◆ SOURCE DATA ◆
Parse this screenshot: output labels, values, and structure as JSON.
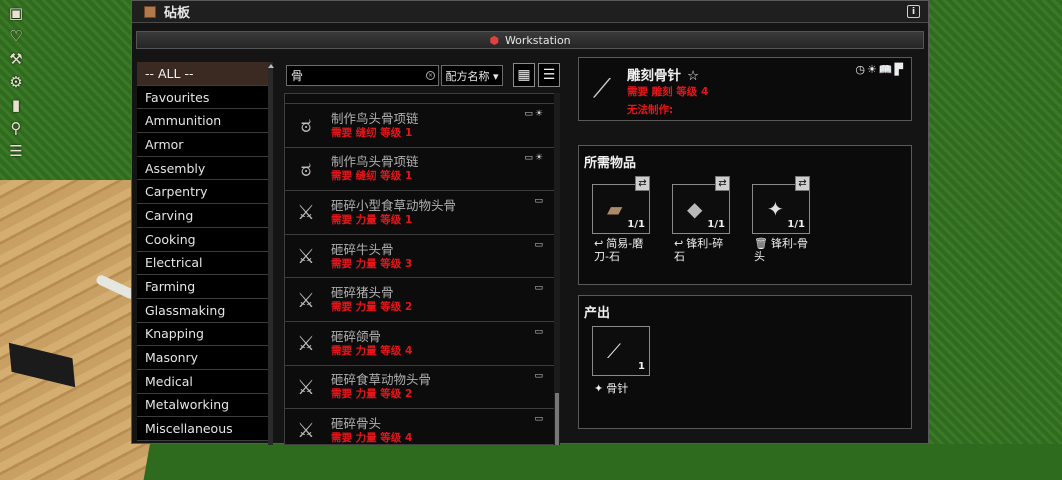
{
  "window": {
    "title": "砧板",
    "info_icon": "info-icon"
  },
  "workstation": {
    "label": "Workstation",
    "icon": "workstation-icon"
  },
  "side_tools": [
    "crate-icon",
    "heart-icon",
    "hammer-icon",
    "craft-icon",
    "lantern-icon",
    "search-icon",
    "stack-icon"
  ],
  "categories": [
    {
      "label": "-- ALL --",
      "selected": true
    },
    {
      "label": "Favourites"
    },
    {
      "label": "Ammunition"
    },
    {
      "label": "Armor"
    },
    {
      "label": "Assembly"
    },
    {
      "label": "Carpentry"
    },
    {
      "label": "Carving"
    },
    {
      "label": "Cooking"
    },
    {
      "label": "Electrical"
    },
    {
      "label": "Farming"
    },
    {
      "label": "Glassmaking"
    },
    {
      "label": "Knapping"
    },
    {
      "label": "Masonry"
    },
    {
      "label": "Medical"
    },
    {
      "label": "Metalworking"
    },
    {
      "label": "Miscellaneous"
    }
  ],
  "search": {
    "value": "骨",
    "sort_label": "配方名称 ▾"
  },
  "recipes": [
    {
      "name": "制作鸟头骨项链",
      "req": "需要 缝纫 等级 1",
      "icon": "necklace-icon",
      "flags": "▭☀"
    },
    {
      "name": "制作鸟头骨项链",
      "req": "需要 缝纫 等级 1",
      "icon": "necklace-icon",
      "flags": "▭☀"
    },
    {
      "name": "砸碎小型食草动物头骨",
      "req": "需要 力量 等级 1",
      "icon": "bone-icon",
      "flags": "▭"
    },
    {
      "name": "砸碎牛头骨",
      "req": "需要 力量 等级 3",
      "icon": "bone-icon",
      "flags": "▭"
    },
    {
      "name": "砸碎猪头骨",
      "req": "需要 力量 等级 2",
      "icon": "bone-icon",
      "flags": "▭"
    },
    {
      "name": "砸碎颌骨",
      "req": "需要 力量 等级 4",
      "icon": "bone-icon",
      "flags": "▭"
    },
    {
      "name": "砸碎食草动物头骨",
      "req": "需要 力量 等级 2",
      "icon": "bone-icon",
      "flags": "▭"
    },
    {
      "name": "砸碎骨头",
      "req": "需要 力量 等级 4",
      "icon": "bone-icon",
      "flags": "▭"
    }
  ],
  "detail": {
    "name": "雕刻骨针",
    "requirement": "需要 雕刻 等级 4",
    "status": "无法制作:",
    "corner_icons": "◷☀📖▛"
  },
  "needed": {
    "title": "所需物品",
    "items": [
      {
        "qty": "1/1",
        "label": "简易-磨刀-石",
        "label_icon": "↩",
        "img": "▰"
      },
      {
        "qty": "1/1",
        "label": "锋利-碎石",
        "label_icon": "↩",
        "img": "◆"
      },
      {
        "qty": "1/1",
        "label": "锋利-骨头",
        "label_icon": "🗑",
        "img": "✦"
      }
    ]
  },
  "output": {
    "title": "产出",
    "qty": "1",
    "label": "骨针",
    "label_icon": "✦"
  }
}
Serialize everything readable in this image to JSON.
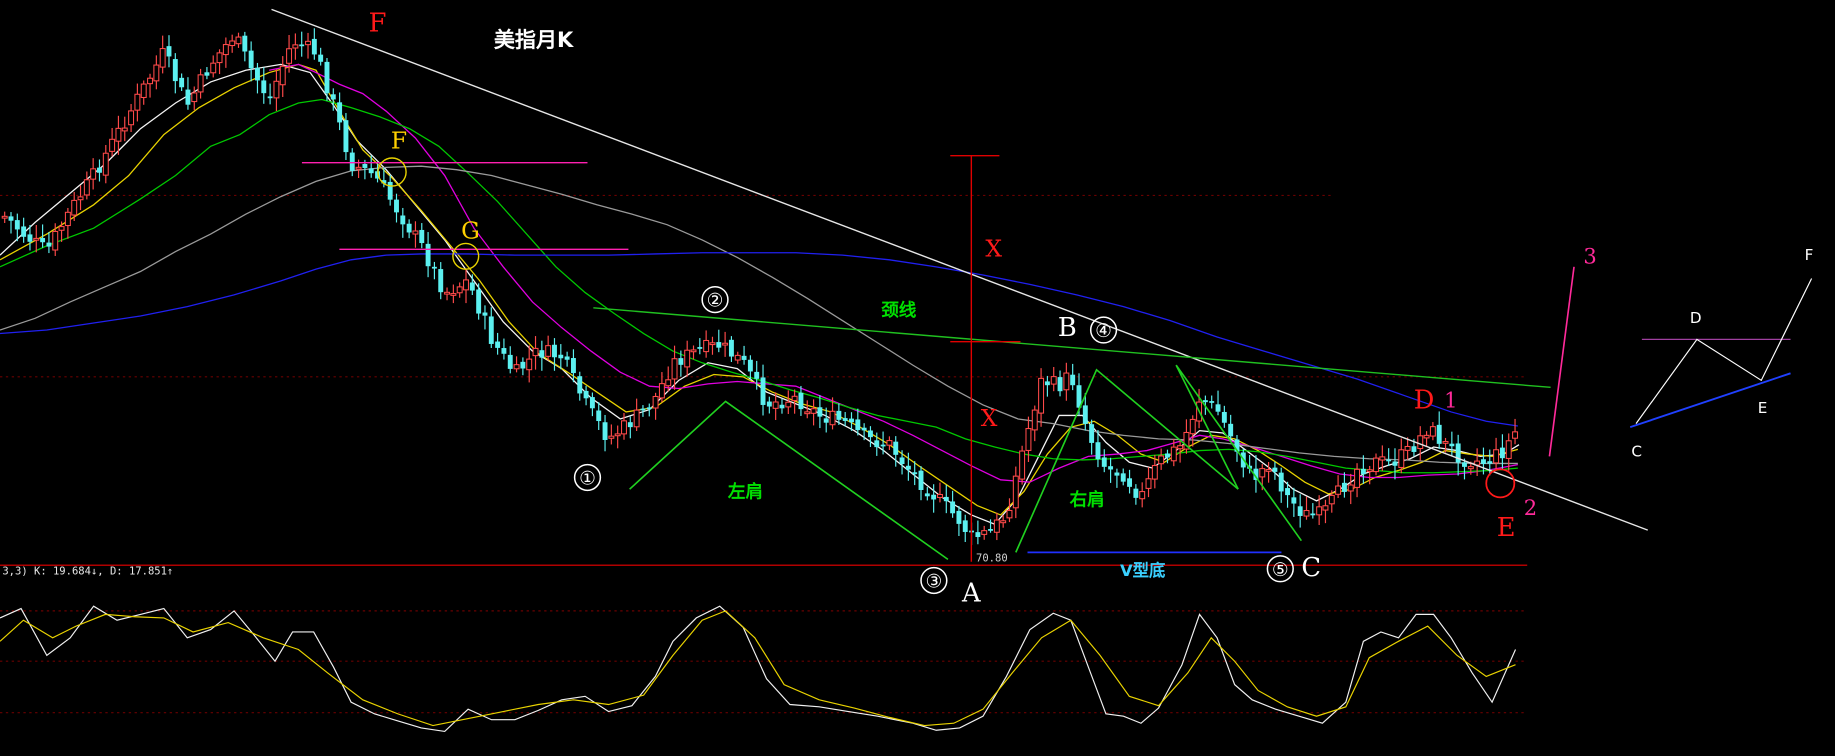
{
  "title": "美指月K",
  "indicator_text": "3,3) K: 19.684↓, D: 17.851↑",
  "chart_data": {
    "type": "candlestick",
    "title": "美指月K",
    "lows": {
      "A": "70.80"
    },
    "kdj": {
      "K": "19.684",
      "D": "17.851"
    },
    "annotations": {
      "F_top": "F",
      "F_circle": "F",
      "G_circle": "G",
      "X_upper": "X",
      "X_lower": "X",
      "neckline": "颈线",
      "left_shoulder": "左肩",
      "right_shoulder": "右肩",
      "v_bottom": "V型底",
      "n1": "①",
      "n2": "②",
      "n3": "③",
      "n4": "④",
      "n5": "⑤",
      "A": "A",
      "B": "B",
      "C": "C",
      "D": "D",
      "E": "E",
      "p1": "1",
      "p2": "2",
      "p3": "3",
      "inset_C": "C",
      "inset_D": "D",
      "inset_E": "E",
      "inset_F": "F"
    }
  }
}
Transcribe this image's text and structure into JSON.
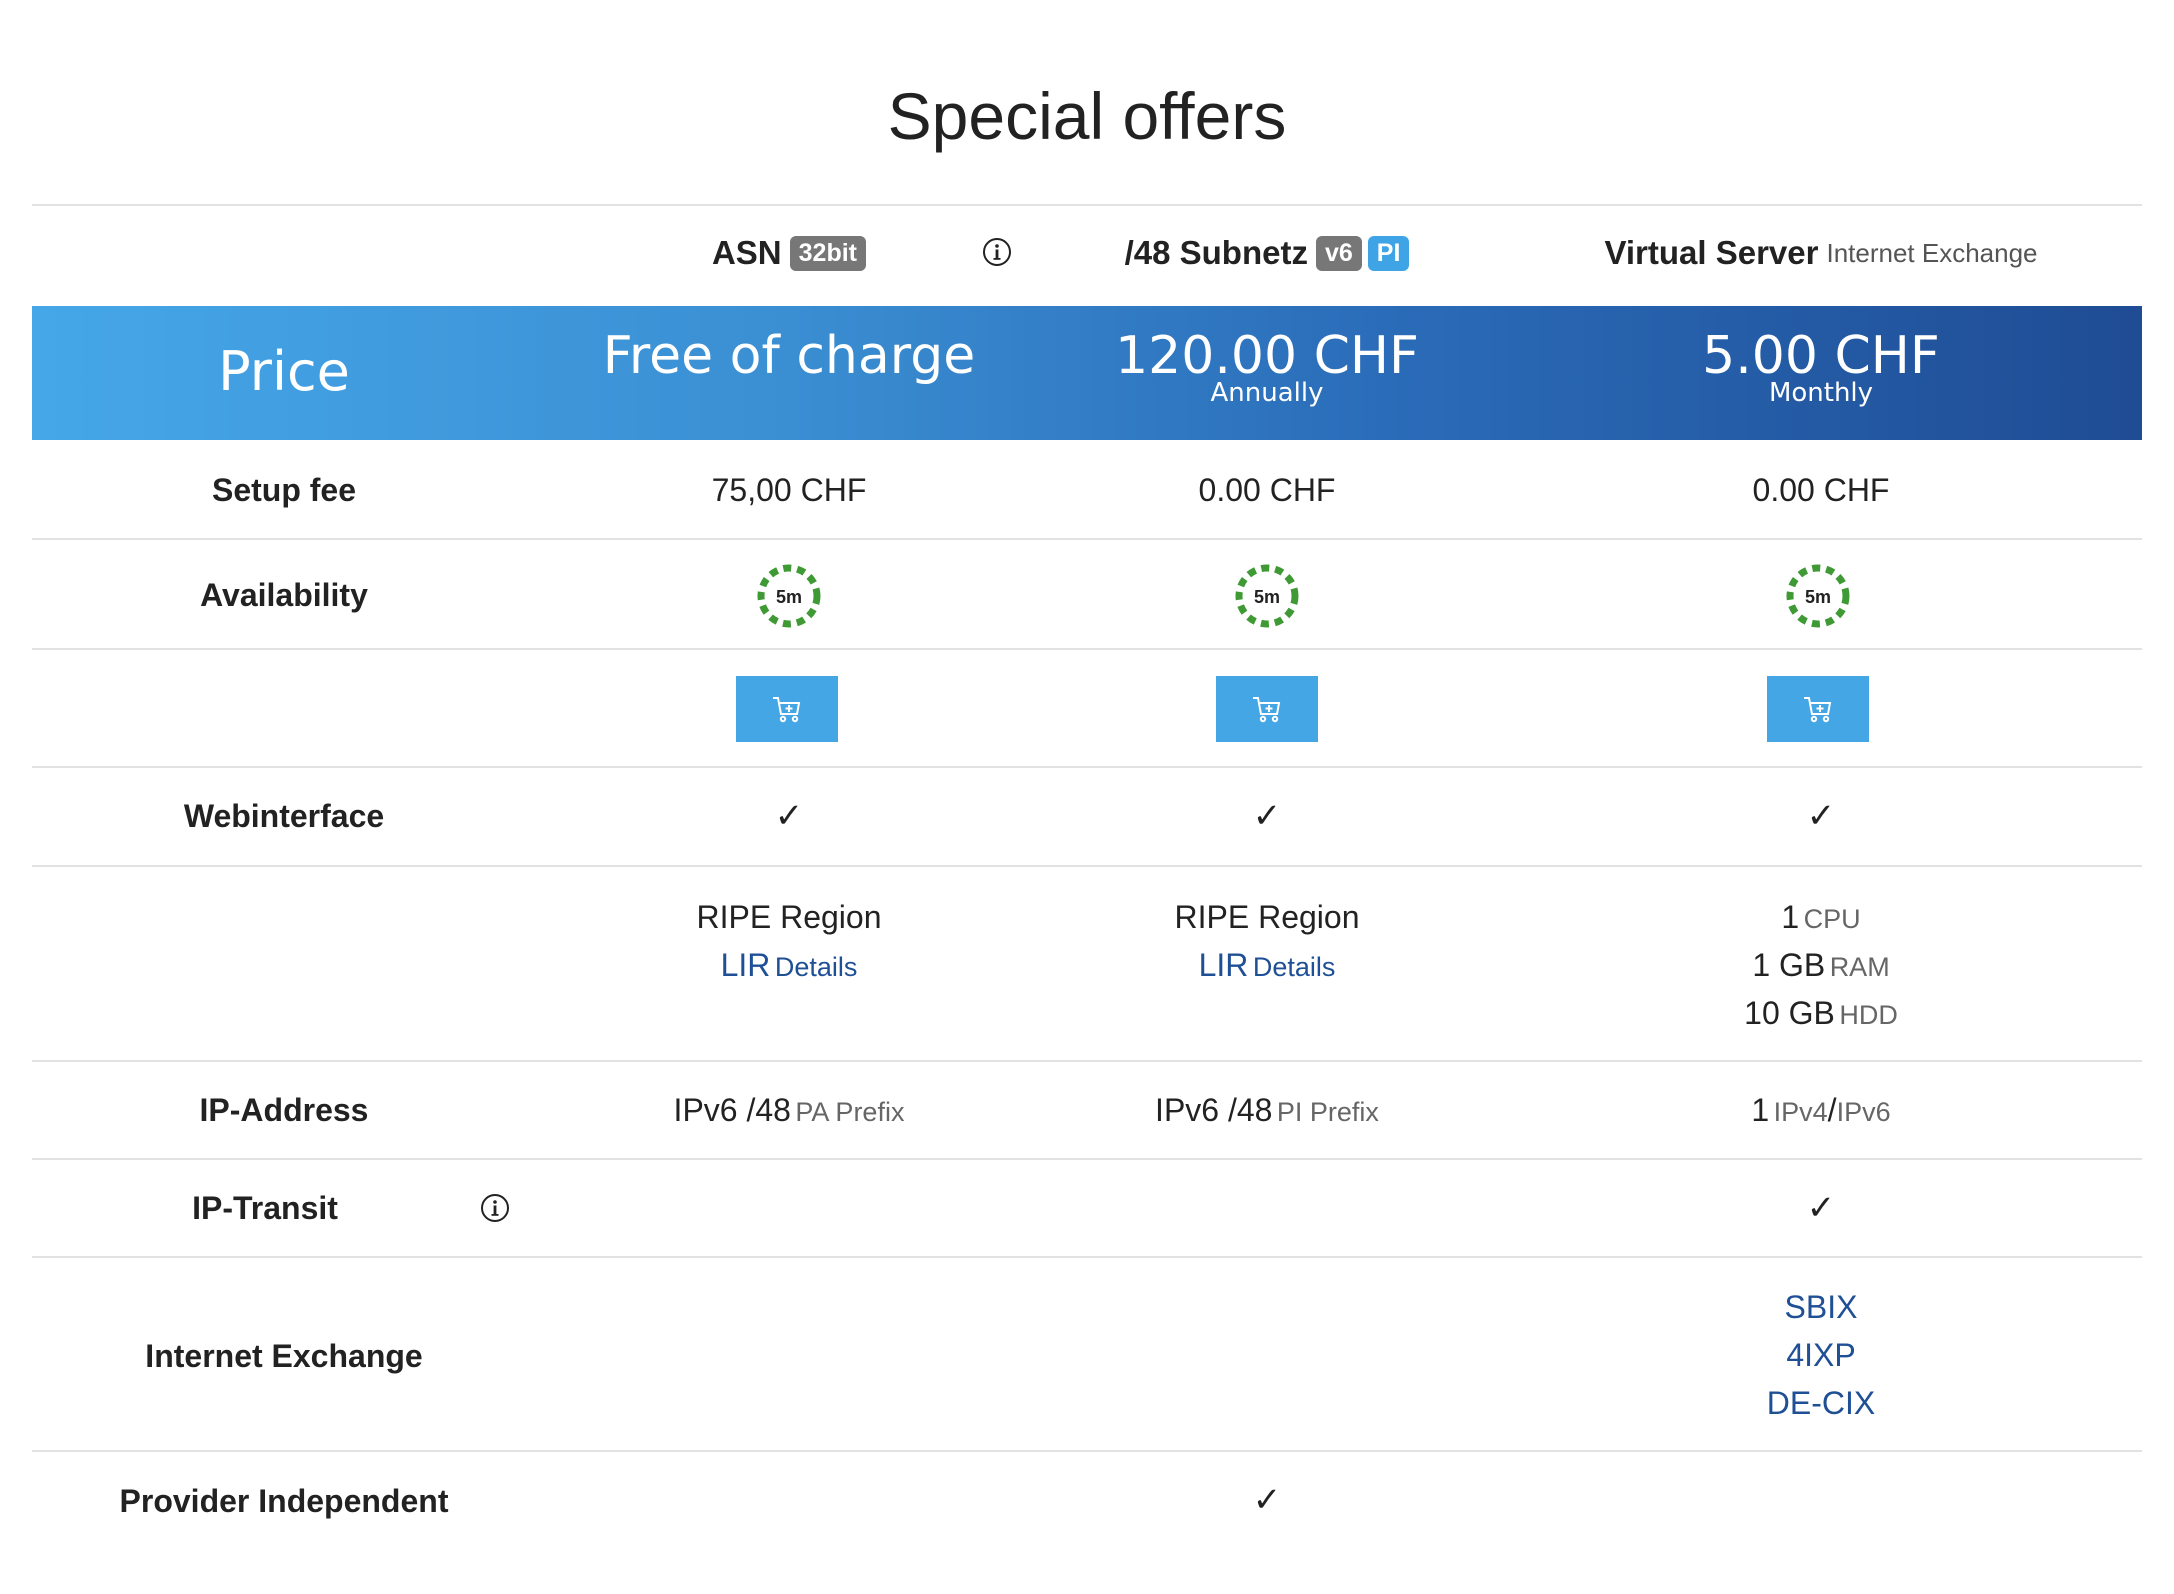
{
  "page": {
    "title": "Special offers"
  },
  "header": {
    "products": [
      {
        "name": "ASN",
        "badges": [
          "32bit"
        ]
      },
      {
        "name": "/48 Subnetz",
        "badges": [
          "v6",
          "PI"
        ]
      },
      {
        "name": "Virtual Server",
        "subtitle": "Internet Exchange"
      }
    ]
  },
  "price": {
    "label": "Price",
    "values": [
      {
        "main": "Free of charge",
        "sub": ""
      },
      {
        "main": "120.00 CHF",
        "sub": "Annually"
      },
      {
        "main": "5.00 CHF",
        "sub": "Monthly"
      }
    ]
  },
  "setup_fee": {
    "label": "Setup fee",
    "values": [
      "75,00 CHF",
      "0.00 CHF",
      "0.00 CHF"
    ]
  },
  "availability": {
    "label": "Availability",
    "icon_text": "5m",
    "icon_color": "#3f9a35"
  },
  "cart": {
    "icon": "cart-plus-icon",
    "color": "#45a6e6"
  },
  "webinterface": {
    "label": "Webinterface",
    "mark": "✓"
  },
  "details": {
    "asn": {
      "region": "RIPE Region",
      "lir": "LIR",
      "details": "Details"
    },
    "subnet": {
      "region": "RIPE Region",
      "lir": "LIR",
      "details": "Details"
    },
    "vs": [
      {
        "value": "1",
        "unit": "CPU"
      },
      {
        "value": "1 GB",
        "unit": "RAM"
      },
      {
        "value": "10 GB",
        "unit": "HDD"
      }
    ]
  },
  "ip_address": {
    "label": "IP-Address",
    "asn": {
      "value": "IPv6 /48",
      "unit": "PA Prefix"
    },
    "subnet": {
      "value": "IPv6 /48",
      "unit": "PI Prefix"
    },
    "vs": {
      "value": "1",
      "unit_a": "IPv4",
      "sep": "/",
      "unit_b": "IPv6"
    }
  },
  "ip_transit": {
    "label": "IP-Transit",
    "mark": "✓"
  },
  "internet_exchange": {
    "label": "Internet Exchange",
    "items": [
      "SBIX",
      "4IXP",
      "DE-CIX"
    ]
  },
  "provider_independent": {
    "label": "Provider Independent",
    "mark": "✓"
  },
  "colors": {
    "link": "#1f4f95",
    "band_start": "#45a7e8",
    "band_end": "#1f4c94"
  }
}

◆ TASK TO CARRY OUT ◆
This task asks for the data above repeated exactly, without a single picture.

◆ ANSWER AREA ◆
Parse this screenshot: output labels, values, and structure as JSON.
{
  "window": {
    "title": "砧板",
    "info_icon": "info-icon"
  },
  "workstation": {
    "label": "Workstation",
    "icon": "workstation-icon"
  },
  "side_tools": [
    "crate-icon",
    "heart-icon",
    "hammer-icon",
    "craft-icon",
    "lantern-icon",
    "search-icon",
    "stack-icon"
  ],
  "categories": [
    {
      "label": "-- ALL --",
      "selected": true
    },
    {
      "label": "Favourites"
    },
    {
      "label": "Ammunition"
    },
    {
      "label": "Armor"
    },
    {
      "label": "Assembly"
    },
    {
      "label": "Carpentry"
    },
    {
      "label": "Carving"
    },
    {
      "label": "Cooking"
    },
    {
      "label": "Electrical"
    },
    {
      "label": "Farming"
    },
    {
      "label": "Glassmaking"
    },
    {
      "label": "Knapping"
    },
    {
      "label": "Masonry"
    },
    {
      "label": "Medical"
    },
    {
      "label": "Metalworking"
    },
    {
      "label": "Miscellaneous"
    }
  ],
  "search": {
    "value": "骨",
    "sort_label": "配方名称 ▾"
  },
  "recipes": [
    {
      "name": "制作鸟头骨项链",
      "req": "需要 缝纫 等级 1",
      "icon": "necklace-icon",
      "flags": "▭☀"
    },
    {
      "name": "制作鸟头骨项链",
      "req": "需要 缝纫 等级 1",
      "icon": "necklace-icon",
      "flags": "▭☀"
    },
    {
      "name": "砸碎小型食草动物头骨",
      "req": "需要 力量 等级 1",
      "icon": "bone-icon",
      "flags": "▭"
    },
    {
      "name": "砸碎牛头骨",
      "req": "需要 力量 等级 3",
      "icon": "bone-icon",
      "flags": "▭"
    },
    {
      "name": "砸碎猪头骨",
      "req": "需要 力量 等级 2",
      "icon": "bone-icon",
      "flags": "▭"
    },
    {
      "name": "砸碎颌骨",
      "req": "需要 力量 等级 4",
      "icon": "bone-icon",
      "flags": "▭"
    },
    {
      "name": "砸碎食草动物头骨",
      "req": "需要 力量 等级 2",
      "icon": "bone-icon",
      "flags": "▭"
    },
    {
      "name": "砸碎骨头",
      "req": "需要 力量 等级 4",
      "icon": "bone-icon",
      "flags": "▭"
    }
  ],
  "detail": {
    "name": "雕刻骨针",
    "requirement": "需要 雕刻 等级 4",
    "status": "无法制作:",
    "corner_icons": "◷☀📖▛"
  },
  "needed": {
    "title": "所需物品",
    "items": [
      {
        "qty": "1/1",
        "label": "简易-磨刀-石",
        "label_icon": "↩",
        "img": "▰"
      },
      {
        "qty": "1/1",
        "label": "锋利-碎石",
        "label_icon": "↩",
        "img": "◆"
      },
      {
        "qty": "1/1",
        "label": "锋利-骨头",
        "label_icon": "🗑",
        "img": "✦"
      }
    ]
  },
  "output": {
    "title": "产出",
    "qty": "1",
    "label": "骨针",
    "label_icon": "✦"
  }
}
Serialize everything readable in this image to JSON.
{
  "title": "美指月K",
  "indicator_text": "3,3) K: 19.684↓, D: 17.851↑",
  "chart_data": {
    "type": "candlestick",
    "title": "美指月K",
    "lows": {
      "A": "70.80"
    },
    "kdj": {
      "K": "19.684",
      "D": "17.851"
    },
    "annotations": {
      "F_top": "F",
      "F_circle": "F",
      "G_circle": "G",
      "X_upper": "X",
      "X_lower": "X",
      "neckline": "颈线",
      "left_shoulder": "左肩",
      "right_shoulder": "右肩",
      "v_bottom": "V型底",
      "n1": "①",
      "n2": "②",
      "n3": "③",
      "n4": "④",
      "n5": "⑤",
      "A": "A",
      "B": "B",
      "C": "C",
      "D": "D",
      "E": "E",
      "p1": "1",
      "p2": "2",
      "p3": "3",
      "inset_C": "C",
      "inset_D": "D",
      "inset_E": "E",
      "inset_F": "F"
    }
  }
}
Transcribe this image's text and structure into JSON.
{
  "page": {
    "title": "Special offers"
  },
  "header": {
    "products": [
      {
        "name": "ASN",
        "badges": [
          "32bit"
        ]
      },
      {
        "name": "/48 Subnetz",
        "badges": [
          "v6",
          "PI"
        ]
      },
      {
        "name": "Virtual Server",
        "subtitle": "Internet Exchange"
      }
    ]
  },
  "price": {
    "label": "Price",
    "values": [
      {
        "main": "Free of charge",
        "sub": ""
      },
      {
        "main": "120.00 CHF",
        "sub": "Annually"
      },
      {
        "main": "5.00 CHF",
        "sub": "Monthly"
      }
    ]
  },
  "setup_fee": {
    "label": "Setup fee",
    "values": [
      "75,00 CHF",
      "0.00 CHF",
      "0.00 CHF"
    ]
  },
  "availability": {
    "label": "Availability",
    "icon_text": "5m",
    "icon_color": "#3f9a35"
  },
  "cart": {
    "icon": "cart-plus-icon",
    "color": "#45a6e6"
  },
  "webinterface": {
    "label": "Webinterface",
    "mark": "✓"
  },
  "details": {
    "asn": {
      "region": "RIPE Region",
      "lir": "LIR",
      "details": "Details"
    },
    "subnet": {
      "region": "RIPE Region",
      "lir": "LIR",
      "details": "Details"
    },
    "vs": [
      {
        "value": "1",
        "unit": "CPU"
      },
      {
        "value": "1 GB",
        "unit": "RAM"
      },
      {
        "value": "10 GB",
        "unit": "HDD"
      }
    ]
  },
  "ip_address": {
    "label": "IP-Address",
    "asn": {
      "value": "IPv6 /48",
      "unit": "PA Prefix"
    },
    "subnet": {
      "value": "IPv6 /48",
      "unit": "PI Prefix"
    },
    "vs": {
      "value": "1",
      "unit_a": "IPv4",
      "sep": "/",
      "unit_b": "IPv6"
    }
  },
  "ip_transit": {
    "label": "IP-Transit",
    "mark": "✓"
  },
  "internet_exchange": {
    "label": "Internet Exchange",
    "items": [
      "SBIX",
      "4IXP",
      "DE-CIX"
    ]
  },
  "provider_independent": {
    "label": "Provider Independent",
    "mark": "✓"
  },
  "colors": {
    "link": "#1f4f95",
    "band_start": "#45a7e8",
    "band_end": "#1f4c94"
  }
}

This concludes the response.